What is 'off-putting' is the severe amount of 'extra apps' (I hate the term bloatware) that Samsung adds in.  Just like I showed in the Z Ultra all the services Sony adds in, Samsung also has its own Hub - apps, movies, music, learning, reading, etc...  Great if you're into the Samsung ecosystem, whereas if you like to be OEM agnostic, like me, it just means more to hide.

There's some benefits to it tho'.  There's the S-Health app as well as the 'WatchOn' app which you can use to set up your IR port to turn on your TV and monitor what TV shows to watch (and even remind you...which is good for me as I tend to forget a lot).

Story Album is a new take where it likes to help you sort your photos and downloads, etc... by periods of time and/or location.  Similarly, Scrapbook is like Keep, where you just 'share' items you find along the way to the scrapbook where you can peruse later.

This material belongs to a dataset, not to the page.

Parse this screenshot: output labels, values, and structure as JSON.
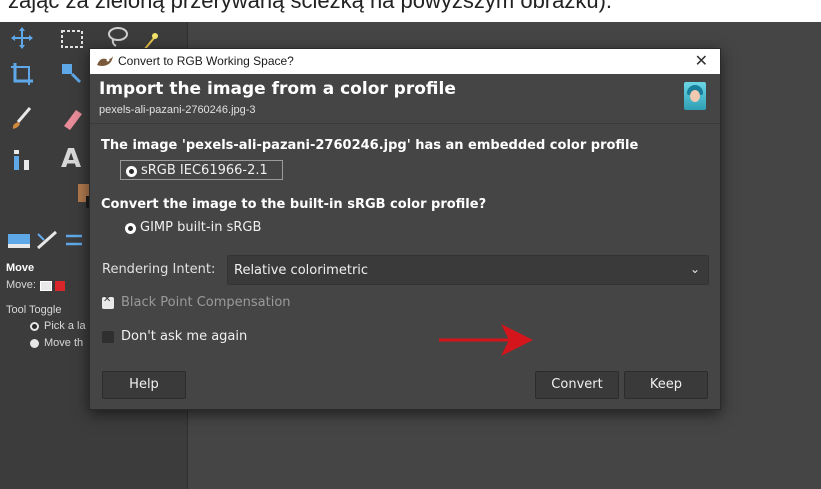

The camera... pretty amazing.  A lot of features, but they do well in 'hiding it', so that it's not a cluttered interface.  A bit of an ordeal if you're a guy like me who WANTS to get at every little minor detail, but for the majority user, it's really nice.

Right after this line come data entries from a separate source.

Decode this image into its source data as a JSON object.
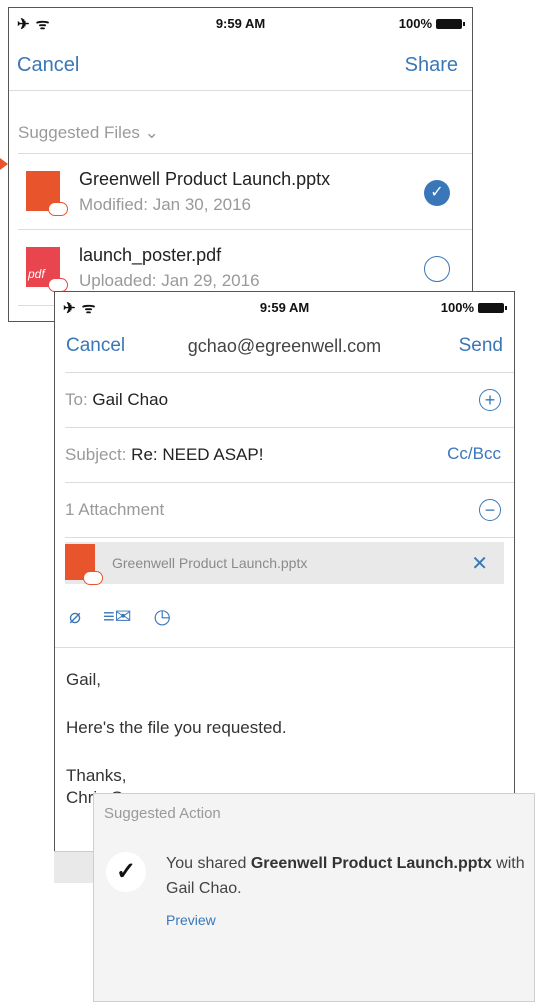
{
  "screen1": {
    "status": {
      "left": "✈ ᯤ",
      "time": "9:59 AM",
      "battery": "100%"
    },
    "nav": {
      "cancel": "Cancel",
      "share": "Share"
    },
    "suggested_header": "Suggested Files ⌄",
    "files": [
      {
        "name": "Greenwell Product Launch.pptx",
        "meta": "Modified: Jan 30, 2016",
        "icon": "pptx-file-icon",
        "selected": true
      },
      {
        "name": "launch_poster.pdf",
        "meta": "Uploaded: Jan 29, 2016",
        "icon": "pdf-file-icon",
        "selected": false
      }
    ],
    "pdf_label": "pdf",
    "check_mark": "✓"
  },
  "screen2": {
    "status": {
      "left": "✈ ᯤ",
      "time": "9:59 AM",
      "battery": "100%"
    },
    "nav": {
      "cancel": "Cancel",
      "account": "gchao@egreenwell.com",
      "send": "Send"
    },
    "to_label": "To:",
    "to_value": "Gail Chao",
    "add_symbol": "+",
    "subject_label": "Subject:",
    "subject_value": "Re: NEED ASAP!",
    "ccbcc": "Cc/Bcc",
    "attachments_label": "1 Attachment",
    "collapse_symbol": "−",
    "attachment": {
      "name": "Greenwell Product Launch.pptx",
      "remove": "✕"
    },
    "tools": {
      "paperclip": "⌀",
      "mail": "≡✉",
      "clock": "◷"
    },
    "body": {
      "greeting": "Gail,",
      "line1": "Here's the file you requested.",
      "closing": "Thanks,",
      "signature": "Chris Grammer"
    }
  },
  "card": {
    "title": "Suggested Action",
    "check": "✓",
    "msg_prefix": "You shared ",
    "msg_file": "Greenwell Product Launch.pptx",
    "msg_suffix": " with Gail Chao.",
    "preview": "Preview"
  },
  "colors": {
    "accent": "#3a77b8",
    "pptx": "#e8552d",
    "pdf": "#e8454f"
  }
}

Camera samples:

Overall the device is amazing.  It's screaming fast and a real treat to use.  The S-Pen improvements really make it more intuitively useful... with the other Notes I've found it to be a novelty, whereas it's progressed to a point now it really feels like a notepad.  Best of all... like the S4 it allows you to operate it via 'hover touch' ... which is spooky, but great when you use gloves in cold weather.

Galaxy Gear (SM-V700)

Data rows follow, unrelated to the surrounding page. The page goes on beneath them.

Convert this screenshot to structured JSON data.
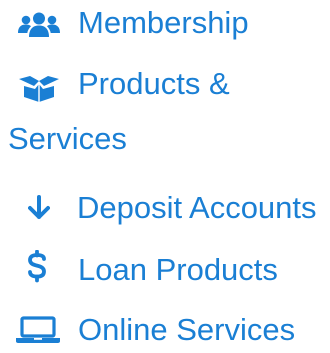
{
  "accent_color": "#1a7fd4",
  "nav": {
    "items": [
      {
        "label": "Membership",
        "icon": "users-icon"
      },
      {
        "label": "Products &",
        "label_continued": "Services",
        "icon": "box-open-icon"
      },
      {
        "label": "Deposit Accounts",
        "icon": "arrow-down-icon"
      },
      {
        "label": "Loan Products",
        "icon": "dollar-sign-icon"
      },
      {
        "label": "Online Services",
        "icon": "laptop-icon"
      }
    ]
  }
}
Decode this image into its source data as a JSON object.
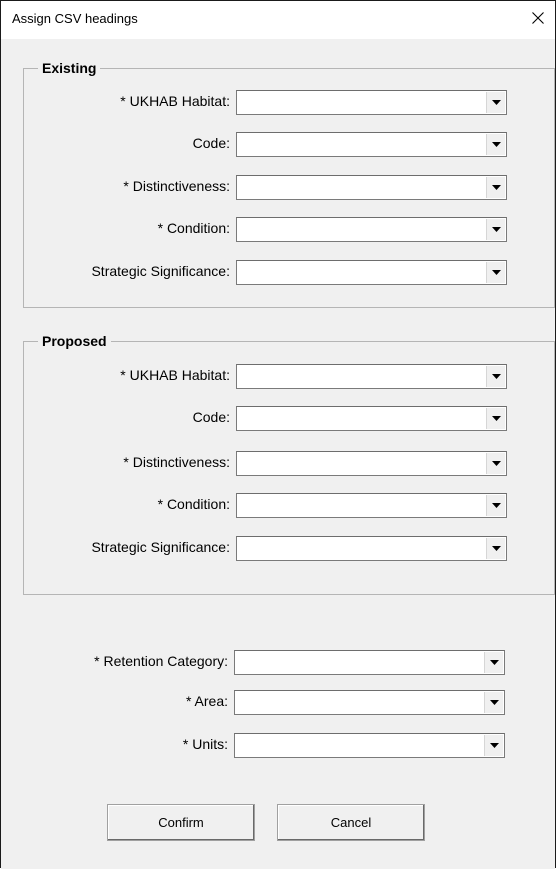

  • 1.6" @ 320x320
  • 800MHz w/ 512MB RAM
  • 1.9MP
  • 315mAh

On paper 1.6" seems small, but this this is pretty large on the wrist.  Now, large time pieces are apparently in, but maybe it was because I haven't had a watch I've worn regularly since the 90s (aside from those dress up watches I have for fancy occasions), everybody noticed this thing.  I felt like those initial folks wearing 'Glass', I had a ton of people asking about it.

It was neat.  I really liked how the battery lasted seemingly forever (about 3 days) and by just tilting my wrist to look at the watch turned the display on.

Pairing it with the phone was weird.  To charge up the device you have to rest it in a special dock, which is like a weird clasp... and the charger (microUSB) fits in at a weird angle.

It's this 'clasp' that has the NFC needed to help pair with the phone... except it was a little awkward trying to get the phone in the wrist strap (remember, the Note 3 is BIG).  But you just have to do it once.

Once paired it works as it should.  Notifications show up and you can get the basic message or tell your phone to load it up for more information.

Navigation is very simple and really easy to learn.  Swipe down from the top to go back (unless you're at the home screen, then it enters the camera).  Swipe up from the bottom while on the home screen and you enter in the coolest thing about the Gear - the dialer.  Everybody... EVERYBODY I've shown this to has asked if it can dial out, and it can.  Dial as you would normally, it'll already be paired with the phone and you'll have the speaker on the clasp (other side of your wrist) and mic at the screen side.  It's a little awkward as the speaker is technically faced away from you, but regardless - you'll still feel like Dick Tracy doing it.  I really can't imagine using this to dial out for anything else but to 'show off'.

The camera is the 'odd man out' feature as its not something that people ask about, but I remind them it has.  Pictures can either be square or 4:3.  Nothing great quality, but hey, this is coming off your wrist.  It's just a little awkward to point and shoot that way.  It'll automatically sync these photos with the phone to their own folder (which unfortunately the Dropbox app doesn't recognize for autoupload sometimes).

Camera samples:

Using the companion Gear app on the device you are able to find some other apps, however I must say I really didn't find anything that made me go "oooh", as it pretty much had everything I needed.  Taking voice memos, dialing, reading quick messages... Oh, it does also tie into S-Voice, so you can do some searching as well.

I like the idea of the Gear, but I'm just not sold as of yet.  For Samsung's first foray into the smartwatch it's a great entry and same as the Note series, I'm interested in what comes next.